The Boys’ Crusade is the great historian Paul Fussell’s unflinching and unforgettable account of the American infantryman’s experiences in Europe during World War II. Based in part on the author’s own experiences, it provides a stirring narrative of what the war was actually like, from the point of view of the children—for children they were—who fought it. While dealing definitively with issues of strategy, leadership, context, and tactics, Fussell has an additional purpose: to tear away the veil of feel-good mythology that so often obscures and sanitizes war’s brutal essence.
“A chronicle should deal with nothing but the truth,” Fussell writes in his Preface. Accord-ingly, he eschews every kind of sentimentalism, focusing instead on the raw action and human emotion triggered by the intimacy, horror, and intense sorrows of war, and honestly addressing the errors, waste, fear, misery, and resentments that plagued both sides. In the vast literature on World War II, The Boys’ Crusade stands wholly apart. Fussell’s profoundly honest portrayal of these boy soldiers underscores their bravery even as it deepens our awareness of their experiences. This book is both a tribute to their noble service and a valuable lesson for future generations.

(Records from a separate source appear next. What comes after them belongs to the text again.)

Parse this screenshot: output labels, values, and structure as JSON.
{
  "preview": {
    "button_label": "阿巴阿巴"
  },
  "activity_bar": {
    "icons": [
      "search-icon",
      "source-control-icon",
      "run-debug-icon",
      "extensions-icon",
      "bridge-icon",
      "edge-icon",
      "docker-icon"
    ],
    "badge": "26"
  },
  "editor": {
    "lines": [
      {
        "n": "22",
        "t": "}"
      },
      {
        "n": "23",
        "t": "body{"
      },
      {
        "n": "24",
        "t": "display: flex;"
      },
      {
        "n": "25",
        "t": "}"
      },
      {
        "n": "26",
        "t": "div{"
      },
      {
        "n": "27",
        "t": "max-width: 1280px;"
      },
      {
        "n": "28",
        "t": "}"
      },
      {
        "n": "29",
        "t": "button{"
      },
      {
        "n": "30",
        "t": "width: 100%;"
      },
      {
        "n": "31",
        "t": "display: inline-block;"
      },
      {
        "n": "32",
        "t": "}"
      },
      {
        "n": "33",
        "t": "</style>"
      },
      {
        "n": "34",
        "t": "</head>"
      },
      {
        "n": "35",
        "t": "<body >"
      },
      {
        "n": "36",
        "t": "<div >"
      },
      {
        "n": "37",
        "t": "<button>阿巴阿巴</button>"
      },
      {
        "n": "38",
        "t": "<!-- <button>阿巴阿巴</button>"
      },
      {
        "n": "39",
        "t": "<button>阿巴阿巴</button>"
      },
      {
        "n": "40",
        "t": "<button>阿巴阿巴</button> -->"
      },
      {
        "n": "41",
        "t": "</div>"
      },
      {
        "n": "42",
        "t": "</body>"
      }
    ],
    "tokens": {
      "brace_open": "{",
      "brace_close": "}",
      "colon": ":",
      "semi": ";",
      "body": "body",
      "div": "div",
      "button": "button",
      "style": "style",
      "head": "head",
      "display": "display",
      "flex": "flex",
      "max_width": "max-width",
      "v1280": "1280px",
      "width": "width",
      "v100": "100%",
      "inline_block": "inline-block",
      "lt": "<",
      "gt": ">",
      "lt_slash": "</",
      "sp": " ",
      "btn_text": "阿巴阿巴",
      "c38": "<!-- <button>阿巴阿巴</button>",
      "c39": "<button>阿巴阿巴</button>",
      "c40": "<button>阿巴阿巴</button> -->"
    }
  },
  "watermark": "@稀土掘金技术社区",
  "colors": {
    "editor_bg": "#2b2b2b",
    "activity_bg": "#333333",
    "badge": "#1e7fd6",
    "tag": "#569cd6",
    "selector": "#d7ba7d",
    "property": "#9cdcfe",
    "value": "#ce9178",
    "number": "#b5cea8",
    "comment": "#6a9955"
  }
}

This short study of the U. S. Army's most burdened branch in the final campaign against Germany does not represent its National Book Award winning author at his highest level. It focuses on the 17-, 18-, and 19-year-olds who were the backbone of the infantry. They were also frequently thrust into combat after no more than four months' training, led by officers as green as themselves; Fussell himself was one of them. If wounded, they were returned to some other unit through the infamous Replacement Depot system, and altogether not treated much better than the trench fodder of WWI. Thorough research has not prevented some questionable pieces of historiography, such as leaving out the resistance the American army eventually generated in the Battle of the Bulge. Fussell also tends toward space-consuming jabs at rival schools of interpretations and even journalists as distinguished as Ernie Pyle. The focus bounces around, with mini-essays covering such non-infantry affairs as the Allied deception operation for D-Day, at the expense of material on the infantry as other than victim. For a minihistory or minibiography of the same subject, readers should stick with Stephen Ambrose's Citizen Soldiers. (On sale Sept. 9)
I studied military history at West Point(58-62) and was not aware of so many things written in this book. It was an eye opener for me and will be for any one else interested in the real WWII.